      "Forty thousand dollars are in those two bags, all in gold," said Joe, as he finished his story, "and we all draw lays of it. The old man says it's part of the catchings of the voyage just as much as the oil."

      Which there was no doubt it justly was; and thus it fell out that the Cormorant, with her cargo of spermaceti and the bags of yellow boys added, made the luckiest voyage of her whole career. She held her reputation until she was hauled up into the dock mud at the home-port and broken up, fairly dying of old age, as one might truly say. The horseshoe, much attenuated by corrosion, was religiously preserved, and nailed up in a similar position in the bows of her successor the Novelty, fresh from the ahipyard. But, as if in very spite of the faithful believers, the Novelty was cast away on her first voyage, but a few months after leaving home, and the rusty emblem of good fortune was lost with her.

      "Ah well," said my Uncle Burnell, then far advanced in years, "the bad luck was in her timbers, and not in the horseshoe. The Cormorant never ought to be allowed to die altogether; we might have kept a piece of the old keel to swear by, and built upon it. And it would ha' paid, too, better than building new ones, for, as long as she lived, her voyage was a sure thing, made before she sailed."

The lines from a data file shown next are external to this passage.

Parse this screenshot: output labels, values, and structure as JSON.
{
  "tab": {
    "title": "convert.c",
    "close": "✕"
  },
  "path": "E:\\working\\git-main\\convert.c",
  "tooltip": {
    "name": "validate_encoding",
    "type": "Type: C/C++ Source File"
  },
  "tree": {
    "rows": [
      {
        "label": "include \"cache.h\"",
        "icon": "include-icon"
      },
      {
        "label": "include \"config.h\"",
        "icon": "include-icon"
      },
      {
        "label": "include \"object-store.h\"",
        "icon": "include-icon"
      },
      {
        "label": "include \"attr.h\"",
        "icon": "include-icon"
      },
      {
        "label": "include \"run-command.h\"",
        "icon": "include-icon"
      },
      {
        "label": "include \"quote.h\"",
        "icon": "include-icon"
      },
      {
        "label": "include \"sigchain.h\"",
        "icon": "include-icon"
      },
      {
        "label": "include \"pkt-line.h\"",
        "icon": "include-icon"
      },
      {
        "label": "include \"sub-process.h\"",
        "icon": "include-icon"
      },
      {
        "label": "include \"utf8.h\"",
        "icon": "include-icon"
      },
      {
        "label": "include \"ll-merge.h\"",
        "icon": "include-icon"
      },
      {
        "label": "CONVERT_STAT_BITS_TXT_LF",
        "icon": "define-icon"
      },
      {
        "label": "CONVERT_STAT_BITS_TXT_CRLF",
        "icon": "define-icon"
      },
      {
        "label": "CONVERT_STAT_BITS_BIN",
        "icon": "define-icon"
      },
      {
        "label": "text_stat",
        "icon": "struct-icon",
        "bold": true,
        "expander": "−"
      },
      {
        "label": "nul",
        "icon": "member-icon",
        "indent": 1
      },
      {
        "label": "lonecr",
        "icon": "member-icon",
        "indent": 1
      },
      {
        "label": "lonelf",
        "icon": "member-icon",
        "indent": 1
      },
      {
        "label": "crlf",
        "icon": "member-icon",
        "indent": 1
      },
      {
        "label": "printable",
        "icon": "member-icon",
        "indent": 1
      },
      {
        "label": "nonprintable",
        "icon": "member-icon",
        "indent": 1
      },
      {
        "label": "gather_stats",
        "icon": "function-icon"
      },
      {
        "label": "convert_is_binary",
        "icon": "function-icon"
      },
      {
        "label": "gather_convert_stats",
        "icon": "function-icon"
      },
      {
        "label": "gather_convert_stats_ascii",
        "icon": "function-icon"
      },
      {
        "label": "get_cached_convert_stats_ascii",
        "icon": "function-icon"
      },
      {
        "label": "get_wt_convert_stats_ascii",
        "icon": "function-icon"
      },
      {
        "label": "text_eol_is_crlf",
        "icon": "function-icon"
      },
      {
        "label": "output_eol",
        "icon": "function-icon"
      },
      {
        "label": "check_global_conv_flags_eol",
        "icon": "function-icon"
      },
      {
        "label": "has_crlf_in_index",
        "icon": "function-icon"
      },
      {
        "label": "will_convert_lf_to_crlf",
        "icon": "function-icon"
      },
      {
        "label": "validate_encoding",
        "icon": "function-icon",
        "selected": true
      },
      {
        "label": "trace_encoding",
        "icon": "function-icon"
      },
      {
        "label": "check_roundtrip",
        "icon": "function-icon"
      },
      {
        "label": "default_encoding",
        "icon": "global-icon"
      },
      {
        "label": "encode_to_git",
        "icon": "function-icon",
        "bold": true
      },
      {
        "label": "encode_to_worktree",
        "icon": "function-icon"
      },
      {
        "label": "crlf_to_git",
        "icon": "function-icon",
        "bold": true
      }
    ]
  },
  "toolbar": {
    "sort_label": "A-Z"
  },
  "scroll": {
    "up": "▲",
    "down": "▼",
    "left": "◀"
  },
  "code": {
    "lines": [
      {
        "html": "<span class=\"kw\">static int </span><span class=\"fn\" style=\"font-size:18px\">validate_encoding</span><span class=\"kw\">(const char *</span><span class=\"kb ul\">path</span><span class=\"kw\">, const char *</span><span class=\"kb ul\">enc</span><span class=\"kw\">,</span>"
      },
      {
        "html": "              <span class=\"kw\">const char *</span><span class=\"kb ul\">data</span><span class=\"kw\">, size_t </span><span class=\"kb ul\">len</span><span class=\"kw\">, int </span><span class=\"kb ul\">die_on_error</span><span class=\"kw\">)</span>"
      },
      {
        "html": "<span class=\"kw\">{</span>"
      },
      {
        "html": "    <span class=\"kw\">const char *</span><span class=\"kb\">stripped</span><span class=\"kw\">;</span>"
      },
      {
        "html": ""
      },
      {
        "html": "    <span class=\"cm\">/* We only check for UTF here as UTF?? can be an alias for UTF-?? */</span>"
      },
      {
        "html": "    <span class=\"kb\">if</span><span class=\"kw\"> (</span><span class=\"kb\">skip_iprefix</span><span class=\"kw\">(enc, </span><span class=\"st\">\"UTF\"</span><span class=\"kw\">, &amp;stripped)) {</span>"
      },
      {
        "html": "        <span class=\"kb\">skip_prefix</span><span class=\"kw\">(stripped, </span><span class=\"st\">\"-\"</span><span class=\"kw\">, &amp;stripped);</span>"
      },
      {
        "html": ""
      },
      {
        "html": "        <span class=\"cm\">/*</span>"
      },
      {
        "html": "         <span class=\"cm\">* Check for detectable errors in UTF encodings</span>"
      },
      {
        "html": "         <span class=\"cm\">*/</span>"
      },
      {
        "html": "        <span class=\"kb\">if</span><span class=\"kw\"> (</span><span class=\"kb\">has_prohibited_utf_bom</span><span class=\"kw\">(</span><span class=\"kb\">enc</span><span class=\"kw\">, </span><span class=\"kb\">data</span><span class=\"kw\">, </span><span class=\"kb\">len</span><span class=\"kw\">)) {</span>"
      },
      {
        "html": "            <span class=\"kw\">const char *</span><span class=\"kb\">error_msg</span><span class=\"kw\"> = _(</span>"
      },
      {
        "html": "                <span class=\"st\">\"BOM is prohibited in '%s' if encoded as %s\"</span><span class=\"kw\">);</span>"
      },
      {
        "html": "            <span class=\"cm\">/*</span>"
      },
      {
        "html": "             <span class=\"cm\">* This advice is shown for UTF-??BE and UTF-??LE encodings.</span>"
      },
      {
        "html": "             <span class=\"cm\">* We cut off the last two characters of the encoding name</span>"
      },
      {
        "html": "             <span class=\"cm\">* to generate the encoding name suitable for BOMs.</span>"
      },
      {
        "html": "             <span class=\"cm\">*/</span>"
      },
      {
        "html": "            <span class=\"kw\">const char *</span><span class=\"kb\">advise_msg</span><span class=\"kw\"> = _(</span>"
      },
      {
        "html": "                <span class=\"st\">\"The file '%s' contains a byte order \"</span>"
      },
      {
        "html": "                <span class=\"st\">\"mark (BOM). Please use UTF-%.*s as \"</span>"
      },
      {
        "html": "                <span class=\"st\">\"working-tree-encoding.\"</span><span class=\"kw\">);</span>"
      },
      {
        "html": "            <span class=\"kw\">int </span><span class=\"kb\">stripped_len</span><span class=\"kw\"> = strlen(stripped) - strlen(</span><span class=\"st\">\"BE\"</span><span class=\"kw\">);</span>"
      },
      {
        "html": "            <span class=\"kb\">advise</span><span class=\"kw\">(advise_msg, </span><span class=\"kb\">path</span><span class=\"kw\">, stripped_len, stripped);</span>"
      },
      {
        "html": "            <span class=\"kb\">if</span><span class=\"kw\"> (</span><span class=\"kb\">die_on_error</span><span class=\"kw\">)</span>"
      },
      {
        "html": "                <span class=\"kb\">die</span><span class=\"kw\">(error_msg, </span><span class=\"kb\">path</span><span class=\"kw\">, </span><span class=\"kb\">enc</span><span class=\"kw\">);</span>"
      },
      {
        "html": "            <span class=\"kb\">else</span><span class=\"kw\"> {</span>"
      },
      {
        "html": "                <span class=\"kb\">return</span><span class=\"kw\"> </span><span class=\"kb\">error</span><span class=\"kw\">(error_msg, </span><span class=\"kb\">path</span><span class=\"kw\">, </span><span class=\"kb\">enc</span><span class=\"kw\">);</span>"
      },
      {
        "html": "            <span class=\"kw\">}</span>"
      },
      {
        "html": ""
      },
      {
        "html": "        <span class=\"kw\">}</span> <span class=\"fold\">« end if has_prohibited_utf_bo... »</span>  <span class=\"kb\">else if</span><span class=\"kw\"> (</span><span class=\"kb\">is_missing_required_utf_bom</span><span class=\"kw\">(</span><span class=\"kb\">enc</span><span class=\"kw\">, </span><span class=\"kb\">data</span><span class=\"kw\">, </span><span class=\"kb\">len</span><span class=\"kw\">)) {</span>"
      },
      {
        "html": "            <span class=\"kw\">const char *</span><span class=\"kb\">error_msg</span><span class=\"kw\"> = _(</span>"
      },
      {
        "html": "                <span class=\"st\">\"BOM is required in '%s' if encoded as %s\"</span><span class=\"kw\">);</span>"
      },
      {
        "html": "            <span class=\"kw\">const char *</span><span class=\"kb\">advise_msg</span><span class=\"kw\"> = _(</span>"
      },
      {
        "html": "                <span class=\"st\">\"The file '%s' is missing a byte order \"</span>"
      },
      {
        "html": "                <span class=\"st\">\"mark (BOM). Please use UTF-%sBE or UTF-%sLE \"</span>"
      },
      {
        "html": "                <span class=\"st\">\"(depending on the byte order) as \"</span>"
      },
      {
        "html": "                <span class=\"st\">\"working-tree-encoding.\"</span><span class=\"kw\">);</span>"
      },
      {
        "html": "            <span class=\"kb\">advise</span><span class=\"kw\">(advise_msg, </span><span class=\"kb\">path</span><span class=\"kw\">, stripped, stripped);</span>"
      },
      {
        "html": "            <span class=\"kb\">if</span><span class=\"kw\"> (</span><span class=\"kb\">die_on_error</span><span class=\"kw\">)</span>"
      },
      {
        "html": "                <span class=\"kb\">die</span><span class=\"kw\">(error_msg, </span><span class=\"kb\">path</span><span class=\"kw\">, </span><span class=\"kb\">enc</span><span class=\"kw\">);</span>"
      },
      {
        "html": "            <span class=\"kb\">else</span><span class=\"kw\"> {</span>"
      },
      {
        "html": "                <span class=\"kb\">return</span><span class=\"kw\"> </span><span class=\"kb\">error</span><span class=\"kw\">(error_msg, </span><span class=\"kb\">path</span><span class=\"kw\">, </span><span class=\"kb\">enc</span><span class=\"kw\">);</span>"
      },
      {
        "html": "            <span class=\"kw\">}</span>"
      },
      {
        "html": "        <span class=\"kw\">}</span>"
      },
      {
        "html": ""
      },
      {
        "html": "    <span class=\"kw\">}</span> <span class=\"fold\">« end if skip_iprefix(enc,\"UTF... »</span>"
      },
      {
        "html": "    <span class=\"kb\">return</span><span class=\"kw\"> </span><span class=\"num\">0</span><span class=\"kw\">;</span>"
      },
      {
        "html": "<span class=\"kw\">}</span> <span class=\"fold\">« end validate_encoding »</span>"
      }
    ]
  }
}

Author: Macy, William Hussey
Title: The Cormorant's Luck.
Publication: Ballou's Monthly Magazine.
Vol/No/Date: Vol. 38, No. 2 (Aug 1873)
Pages: 131-134